What you are asked to do |
Could you write out every record below exactly, leaving the pictures out?

Information |
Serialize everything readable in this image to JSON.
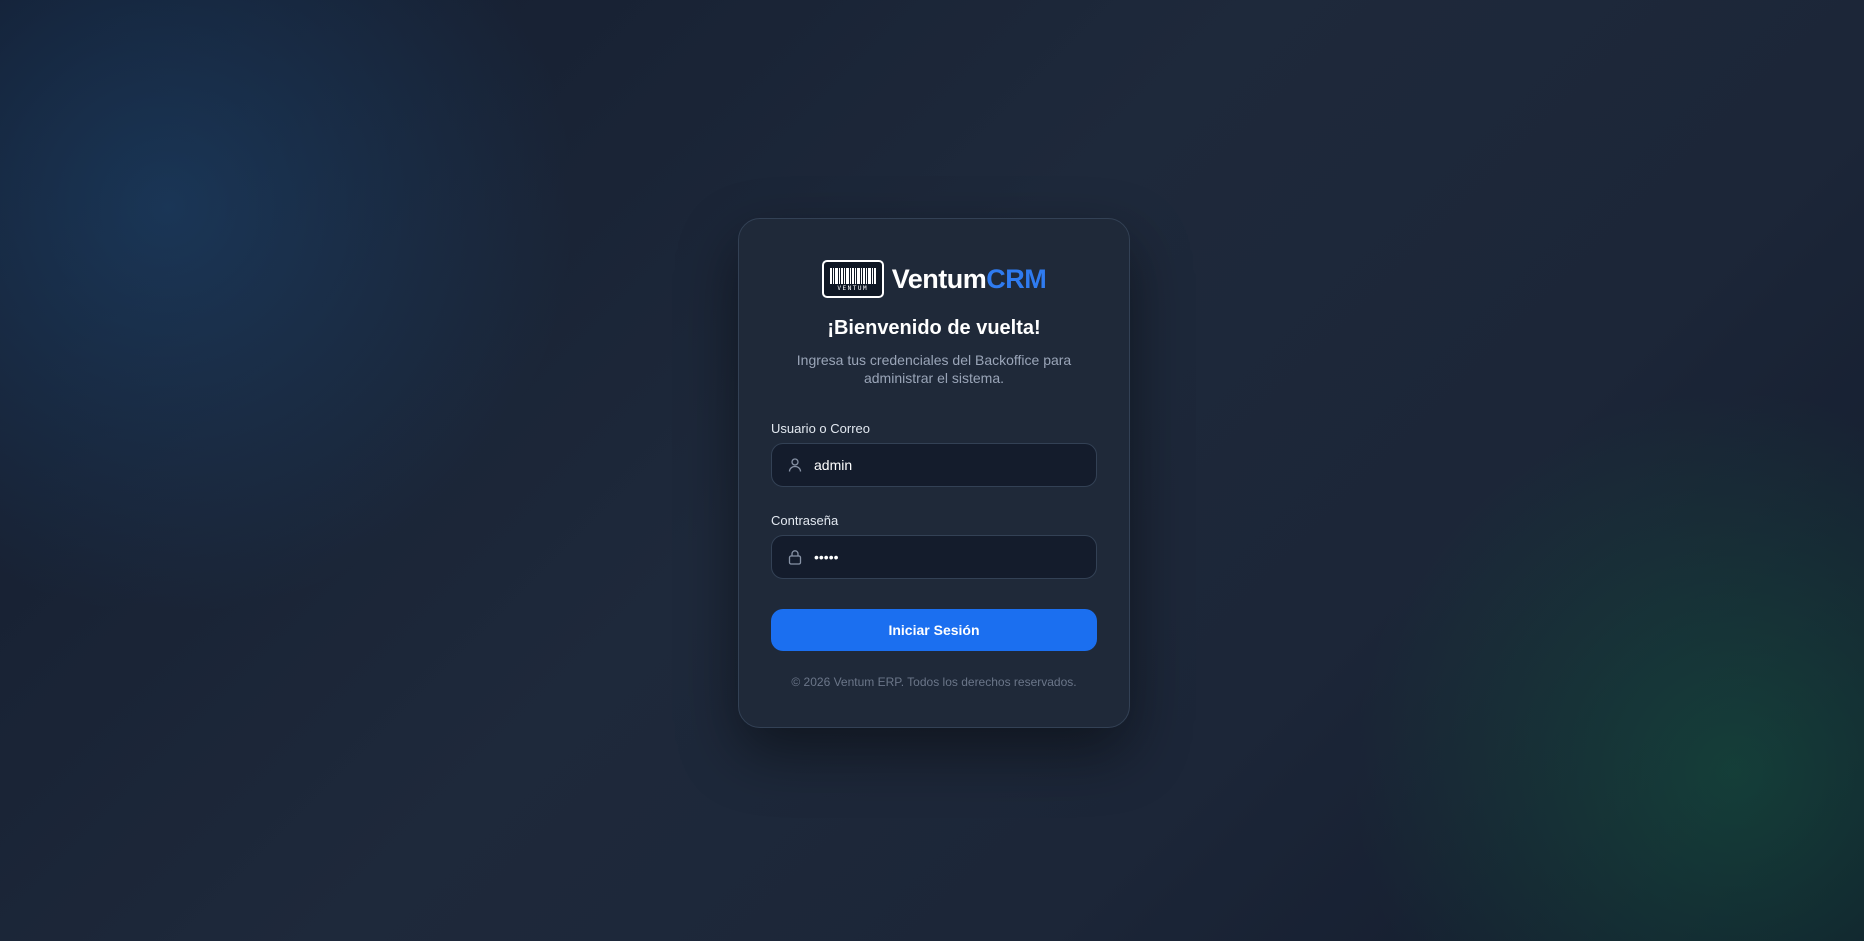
{
  "brand": {
    "logo_text": "VENTUM",
    "name_main": "Ventum",
    "name_accent": "CRM",
    "accent_color": "#2f7bf0"
  },
  "login": {
    "title": "¡Bienvenido de vuelta!",
    "subtitle": "Ingresa tus credenciales del Backoffice para administrar el sistema.",
    "username": {
      "label": "Usuario o Correo",
      "value": "admin",
      "icon": "user-icon"
    },
    "password": {
      "label": "Contraseña",
      "value": "admin",
      "icon": "lock-icon"
    },
    "submit_label": "Iniciar Sesión",
    "button_color": "#1b6ff0"
  },
  "footer": {
    "text": "© 2026 Ventum ERP. Todos los derechos reservados."
  }
}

Output below |
Serialize everything readable in this image to JSON.
{
  "brand": {
    "logo_text": "VENTUM",
    "name_main": "Ventum",
    "name_accent": "CRM",
    "accent_color": "#2f7bf0"
  },
  "login": {
    "title": "¡Bienvenido de vuelta!",
    "subtitle": "Ingresa tus credenciales del Backoffice para administrar el sistema.",
    "username": {
      "label": "Usuario o Correo",
      "value": "admin",
      "icon": "user-icon"
    },
    "password": {
      "label": "Contraseña",
      "value": "admin",
      "icon": "lock-icon"
    },
    "submit_label": "Iniciar Sesión",
    "button_color": "#1b6ff0"
  },
  "footer": {
    "text": "© 2026 Ventum ERP. Todos los derechos reservados."
  }
}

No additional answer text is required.